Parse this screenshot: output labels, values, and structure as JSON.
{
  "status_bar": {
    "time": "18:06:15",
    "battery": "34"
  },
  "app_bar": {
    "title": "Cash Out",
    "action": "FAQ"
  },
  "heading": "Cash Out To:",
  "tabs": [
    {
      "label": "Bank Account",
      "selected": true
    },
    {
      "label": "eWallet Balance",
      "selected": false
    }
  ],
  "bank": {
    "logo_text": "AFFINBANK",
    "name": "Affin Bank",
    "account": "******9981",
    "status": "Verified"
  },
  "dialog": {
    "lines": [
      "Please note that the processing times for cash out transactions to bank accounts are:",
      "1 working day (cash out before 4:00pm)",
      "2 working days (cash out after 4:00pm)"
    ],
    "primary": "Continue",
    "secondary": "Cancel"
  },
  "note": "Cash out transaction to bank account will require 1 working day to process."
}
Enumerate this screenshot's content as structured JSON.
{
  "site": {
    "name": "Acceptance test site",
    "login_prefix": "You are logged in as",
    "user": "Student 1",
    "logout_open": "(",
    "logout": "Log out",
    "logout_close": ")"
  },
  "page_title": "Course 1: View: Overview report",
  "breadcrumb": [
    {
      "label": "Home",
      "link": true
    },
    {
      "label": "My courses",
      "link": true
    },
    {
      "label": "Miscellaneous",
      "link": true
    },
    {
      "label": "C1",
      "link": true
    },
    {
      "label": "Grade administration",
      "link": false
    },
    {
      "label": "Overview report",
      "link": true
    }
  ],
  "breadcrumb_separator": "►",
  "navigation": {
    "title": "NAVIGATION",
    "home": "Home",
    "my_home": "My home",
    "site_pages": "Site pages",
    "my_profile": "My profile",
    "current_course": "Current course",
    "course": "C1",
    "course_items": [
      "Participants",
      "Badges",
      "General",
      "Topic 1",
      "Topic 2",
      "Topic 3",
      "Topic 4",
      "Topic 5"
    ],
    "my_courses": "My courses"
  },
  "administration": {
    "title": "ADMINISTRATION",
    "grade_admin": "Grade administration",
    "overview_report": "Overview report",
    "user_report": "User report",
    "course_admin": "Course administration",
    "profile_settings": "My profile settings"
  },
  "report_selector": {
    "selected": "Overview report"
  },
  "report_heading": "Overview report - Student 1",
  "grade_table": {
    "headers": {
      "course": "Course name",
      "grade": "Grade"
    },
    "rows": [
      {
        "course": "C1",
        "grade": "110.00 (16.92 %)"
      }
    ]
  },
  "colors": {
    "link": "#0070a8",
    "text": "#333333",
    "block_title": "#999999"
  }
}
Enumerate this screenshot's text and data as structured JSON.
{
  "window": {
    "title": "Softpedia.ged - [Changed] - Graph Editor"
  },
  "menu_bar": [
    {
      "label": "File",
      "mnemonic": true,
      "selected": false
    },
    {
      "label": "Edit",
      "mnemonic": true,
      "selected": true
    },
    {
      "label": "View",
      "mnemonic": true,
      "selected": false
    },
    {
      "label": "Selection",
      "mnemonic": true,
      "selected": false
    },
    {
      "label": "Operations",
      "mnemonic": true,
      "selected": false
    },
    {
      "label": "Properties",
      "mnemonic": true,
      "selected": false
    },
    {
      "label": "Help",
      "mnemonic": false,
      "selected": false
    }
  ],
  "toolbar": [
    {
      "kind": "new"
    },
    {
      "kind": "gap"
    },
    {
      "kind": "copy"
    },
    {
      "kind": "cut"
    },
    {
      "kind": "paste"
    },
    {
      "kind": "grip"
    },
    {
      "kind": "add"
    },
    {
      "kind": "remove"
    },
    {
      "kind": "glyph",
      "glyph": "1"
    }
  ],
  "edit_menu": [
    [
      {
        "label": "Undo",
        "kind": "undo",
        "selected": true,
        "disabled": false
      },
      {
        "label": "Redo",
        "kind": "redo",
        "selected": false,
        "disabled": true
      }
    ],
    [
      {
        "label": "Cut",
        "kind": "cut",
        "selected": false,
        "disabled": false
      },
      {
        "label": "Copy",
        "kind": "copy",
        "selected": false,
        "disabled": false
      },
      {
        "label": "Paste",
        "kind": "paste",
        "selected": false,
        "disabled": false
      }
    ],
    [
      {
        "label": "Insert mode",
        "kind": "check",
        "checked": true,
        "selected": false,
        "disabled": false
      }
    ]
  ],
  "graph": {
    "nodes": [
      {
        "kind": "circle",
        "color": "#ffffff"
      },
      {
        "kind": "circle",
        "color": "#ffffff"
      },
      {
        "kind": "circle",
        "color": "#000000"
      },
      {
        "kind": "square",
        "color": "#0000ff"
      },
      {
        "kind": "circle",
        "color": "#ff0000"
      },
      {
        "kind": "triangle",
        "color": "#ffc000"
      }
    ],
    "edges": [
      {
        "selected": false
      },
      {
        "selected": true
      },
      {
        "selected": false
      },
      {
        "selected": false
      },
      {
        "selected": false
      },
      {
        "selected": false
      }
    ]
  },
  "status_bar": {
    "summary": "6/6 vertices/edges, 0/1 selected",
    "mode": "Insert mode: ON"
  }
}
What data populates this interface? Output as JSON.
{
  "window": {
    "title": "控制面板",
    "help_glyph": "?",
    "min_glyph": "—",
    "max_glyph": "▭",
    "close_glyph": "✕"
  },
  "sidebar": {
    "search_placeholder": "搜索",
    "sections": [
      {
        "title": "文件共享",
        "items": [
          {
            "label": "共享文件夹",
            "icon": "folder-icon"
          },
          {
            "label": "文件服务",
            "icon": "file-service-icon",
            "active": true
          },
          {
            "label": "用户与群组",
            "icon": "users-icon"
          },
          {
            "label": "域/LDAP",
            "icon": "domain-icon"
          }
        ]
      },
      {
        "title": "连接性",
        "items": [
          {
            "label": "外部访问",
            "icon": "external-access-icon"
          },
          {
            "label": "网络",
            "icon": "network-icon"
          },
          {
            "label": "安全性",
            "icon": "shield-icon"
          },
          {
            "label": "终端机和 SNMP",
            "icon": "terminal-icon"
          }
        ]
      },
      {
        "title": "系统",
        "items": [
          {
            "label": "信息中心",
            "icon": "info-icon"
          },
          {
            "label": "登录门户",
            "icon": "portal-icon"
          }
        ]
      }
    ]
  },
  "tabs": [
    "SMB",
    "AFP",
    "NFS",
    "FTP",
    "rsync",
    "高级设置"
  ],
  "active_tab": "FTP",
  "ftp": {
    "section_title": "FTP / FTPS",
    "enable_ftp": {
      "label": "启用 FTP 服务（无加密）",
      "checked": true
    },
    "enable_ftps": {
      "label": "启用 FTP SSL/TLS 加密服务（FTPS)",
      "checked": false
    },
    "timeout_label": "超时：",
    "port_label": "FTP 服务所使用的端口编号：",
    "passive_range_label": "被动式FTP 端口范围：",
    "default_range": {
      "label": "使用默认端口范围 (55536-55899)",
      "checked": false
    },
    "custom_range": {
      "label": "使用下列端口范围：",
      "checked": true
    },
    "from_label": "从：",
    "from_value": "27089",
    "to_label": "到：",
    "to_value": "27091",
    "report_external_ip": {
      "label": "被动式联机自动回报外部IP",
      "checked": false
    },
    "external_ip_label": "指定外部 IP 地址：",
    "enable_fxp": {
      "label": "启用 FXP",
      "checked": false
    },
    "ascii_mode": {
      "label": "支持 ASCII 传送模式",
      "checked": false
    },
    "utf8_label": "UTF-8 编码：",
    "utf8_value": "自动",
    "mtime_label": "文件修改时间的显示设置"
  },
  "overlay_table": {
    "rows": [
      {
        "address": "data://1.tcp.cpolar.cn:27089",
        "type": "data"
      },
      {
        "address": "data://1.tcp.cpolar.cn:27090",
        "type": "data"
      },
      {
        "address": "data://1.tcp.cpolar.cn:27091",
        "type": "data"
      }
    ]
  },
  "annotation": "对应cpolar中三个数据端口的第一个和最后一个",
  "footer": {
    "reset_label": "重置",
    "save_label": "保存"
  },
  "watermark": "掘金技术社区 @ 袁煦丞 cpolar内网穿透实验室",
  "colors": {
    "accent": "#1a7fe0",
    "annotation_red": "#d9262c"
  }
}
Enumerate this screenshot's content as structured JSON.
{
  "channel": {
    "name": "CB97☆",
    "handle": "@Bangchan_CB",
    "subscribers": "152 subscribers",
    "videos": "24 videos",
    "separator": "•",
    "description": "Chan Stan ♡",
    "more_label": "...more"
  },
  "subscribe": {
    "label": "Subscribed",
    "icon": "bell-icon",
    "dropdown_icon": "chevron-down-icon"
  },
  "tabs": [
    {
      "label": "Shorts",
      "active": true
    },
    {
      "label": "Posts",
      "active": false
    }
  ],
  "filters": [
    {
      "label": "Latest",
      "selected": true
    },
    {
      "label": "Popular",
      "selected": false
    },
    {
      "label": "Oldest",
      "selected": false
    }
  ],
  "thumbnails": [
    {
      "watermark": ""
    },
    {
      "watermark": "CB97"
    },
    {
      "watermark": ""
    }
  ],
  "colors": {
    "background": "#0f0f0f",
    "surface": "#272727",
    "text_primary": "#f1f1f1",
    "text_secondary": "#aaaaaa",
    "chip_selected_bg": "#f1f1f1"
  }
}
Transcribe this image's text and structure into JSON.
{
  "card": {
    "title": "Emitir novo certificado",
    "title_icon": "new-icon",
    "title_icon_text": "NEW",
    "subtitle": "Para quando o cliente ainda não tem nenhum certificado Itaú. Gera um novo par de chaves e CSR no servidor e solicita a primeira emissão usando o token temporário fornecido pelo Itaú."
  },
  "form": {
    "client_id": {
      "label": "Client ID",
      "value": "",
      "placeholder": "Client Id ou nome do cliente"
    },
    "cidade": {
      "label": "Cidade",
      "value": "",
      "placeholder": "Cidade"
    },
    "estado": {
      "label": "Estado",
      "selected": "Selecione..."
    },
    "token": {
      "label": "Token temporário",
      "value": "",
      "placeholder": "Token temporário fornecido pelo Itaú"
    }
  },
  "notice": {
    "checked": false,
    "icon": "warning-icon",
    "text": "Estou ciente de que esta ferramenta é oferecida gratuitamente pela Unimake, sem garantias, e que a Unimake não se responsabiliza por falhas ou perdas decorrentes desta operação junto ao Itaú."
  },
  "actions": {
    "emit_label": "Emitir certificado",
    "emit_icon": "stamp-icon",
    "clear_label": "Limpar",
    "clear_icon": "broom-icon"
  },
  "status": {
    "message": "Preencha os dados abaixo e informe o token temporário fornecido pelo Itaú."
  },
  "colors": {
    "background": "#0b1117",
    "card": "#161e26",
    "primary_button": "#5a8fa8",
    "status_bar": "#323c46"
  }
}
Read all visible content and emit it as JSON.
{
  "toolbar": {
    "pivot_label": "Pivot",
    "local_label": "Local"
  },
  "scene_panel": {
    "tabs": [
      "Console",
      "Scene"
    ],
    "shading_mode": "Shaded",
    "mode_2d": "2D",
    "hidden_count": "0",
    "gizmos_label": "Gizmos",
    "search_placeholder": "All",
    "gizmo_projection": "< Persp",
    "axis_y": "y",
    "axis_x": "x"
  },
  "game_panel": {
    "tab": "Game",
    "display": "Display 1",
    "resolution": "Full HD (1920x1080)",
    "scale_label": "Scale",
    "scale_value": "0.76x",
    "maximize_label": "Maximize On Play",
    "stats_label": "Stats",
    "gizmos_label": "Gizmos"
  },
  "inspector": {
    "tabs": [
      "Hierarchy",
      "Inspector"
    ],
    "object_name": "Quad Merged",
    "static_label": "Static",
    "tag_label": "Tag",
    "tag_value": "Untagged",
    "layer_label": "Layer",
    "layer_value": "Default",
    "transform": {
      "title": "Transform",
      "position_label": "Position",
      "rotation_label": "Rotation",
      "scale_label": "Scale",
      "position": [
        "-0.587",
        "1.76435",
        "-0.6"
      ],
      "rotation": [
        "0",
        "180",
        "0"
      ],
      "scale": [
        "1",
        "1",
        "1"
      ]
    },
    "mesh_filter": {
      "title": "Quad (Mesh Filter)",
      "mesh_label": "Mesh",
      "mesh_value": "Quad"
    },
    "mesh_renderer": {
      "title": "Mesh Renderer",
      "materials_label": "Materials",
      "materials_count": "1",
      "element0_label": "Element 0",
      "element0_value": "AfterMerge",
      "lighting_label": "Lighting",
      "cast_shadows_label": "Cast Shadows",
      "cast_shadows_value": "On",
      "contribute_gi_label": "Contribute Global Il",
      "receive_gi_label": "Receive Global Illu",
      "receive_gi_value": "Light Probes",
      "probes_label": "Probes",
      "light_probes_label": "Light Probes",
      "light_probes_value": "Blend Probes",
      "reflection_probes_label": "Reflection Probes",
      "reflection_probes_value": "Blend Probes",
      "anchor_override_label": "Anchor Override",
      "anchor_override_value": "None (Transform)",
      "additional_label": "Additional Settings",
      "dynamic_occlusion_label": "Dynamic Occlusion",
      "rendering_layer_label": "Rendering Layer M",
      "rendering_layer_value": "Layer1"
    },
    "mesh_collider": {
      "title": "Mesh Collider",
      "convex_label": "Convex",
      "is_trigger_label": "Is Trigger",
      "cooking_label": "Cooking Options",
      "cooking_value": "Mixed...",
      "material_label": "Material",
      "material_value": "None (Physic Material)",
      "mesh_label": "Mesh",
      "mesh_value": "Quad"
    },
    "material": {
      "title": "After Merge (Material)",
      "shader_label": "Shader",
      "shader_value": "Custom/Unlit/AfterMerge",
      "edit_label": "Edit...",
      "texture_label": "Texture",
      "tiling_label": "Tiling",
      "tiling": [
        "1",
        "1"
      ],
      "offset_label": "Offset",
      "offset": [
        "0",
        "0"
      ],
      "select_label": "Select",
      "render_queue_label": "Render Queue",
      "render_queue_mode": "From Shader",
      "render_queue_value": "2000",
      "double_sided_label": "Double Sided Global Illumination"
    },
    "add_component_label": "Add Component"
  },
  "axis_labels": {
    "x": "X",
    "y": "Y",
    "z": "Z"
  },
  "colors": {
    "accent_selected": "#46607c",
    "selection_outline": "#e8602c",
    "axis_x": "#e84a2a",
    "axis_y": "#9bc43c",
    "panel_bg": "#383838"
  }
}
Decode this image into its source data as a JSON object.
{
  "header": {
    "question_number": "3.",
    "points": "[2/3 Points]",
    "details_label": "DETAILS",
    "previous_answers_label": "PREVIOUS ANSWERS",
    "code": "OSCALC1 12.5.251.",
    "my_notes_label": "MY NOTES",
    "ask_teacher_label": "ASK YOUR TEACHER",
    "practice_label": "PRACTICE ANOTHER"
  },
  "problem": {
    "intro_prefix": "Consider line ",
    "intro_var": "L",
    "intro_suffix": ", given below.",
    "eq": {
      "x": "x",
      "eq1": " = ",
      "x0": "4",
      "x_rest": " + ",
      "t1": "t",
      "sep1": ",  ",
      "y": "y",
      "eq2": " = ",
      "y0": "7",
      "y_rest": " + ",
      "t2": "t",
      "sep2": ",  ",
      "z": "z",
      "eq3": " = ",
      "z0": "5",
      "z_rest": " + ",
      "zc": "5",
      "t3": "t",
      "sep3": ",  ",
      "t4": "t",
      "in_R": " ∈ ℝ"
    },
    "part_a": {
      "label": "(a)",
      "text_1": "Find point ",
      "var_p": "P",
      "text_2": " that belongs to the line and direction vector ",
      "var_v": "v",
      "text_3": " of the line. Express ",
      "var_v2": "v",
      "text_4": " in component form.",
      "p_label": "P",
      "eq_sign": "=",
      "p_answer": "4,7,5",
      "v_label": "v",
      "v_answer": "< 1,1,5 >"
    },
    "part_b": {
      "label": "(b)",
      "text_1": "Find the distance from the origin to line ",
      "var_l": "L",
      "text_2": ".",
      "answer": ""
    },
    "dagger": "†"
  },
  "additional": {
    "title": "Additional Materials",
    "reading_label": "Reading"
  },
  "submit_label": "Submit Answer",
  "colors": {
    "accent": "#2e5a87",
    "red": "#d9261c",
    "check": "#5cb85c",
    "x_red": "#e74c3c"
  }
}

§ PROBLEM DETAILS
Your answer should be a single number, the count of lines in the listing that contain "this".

§ TASK OUTPUT
7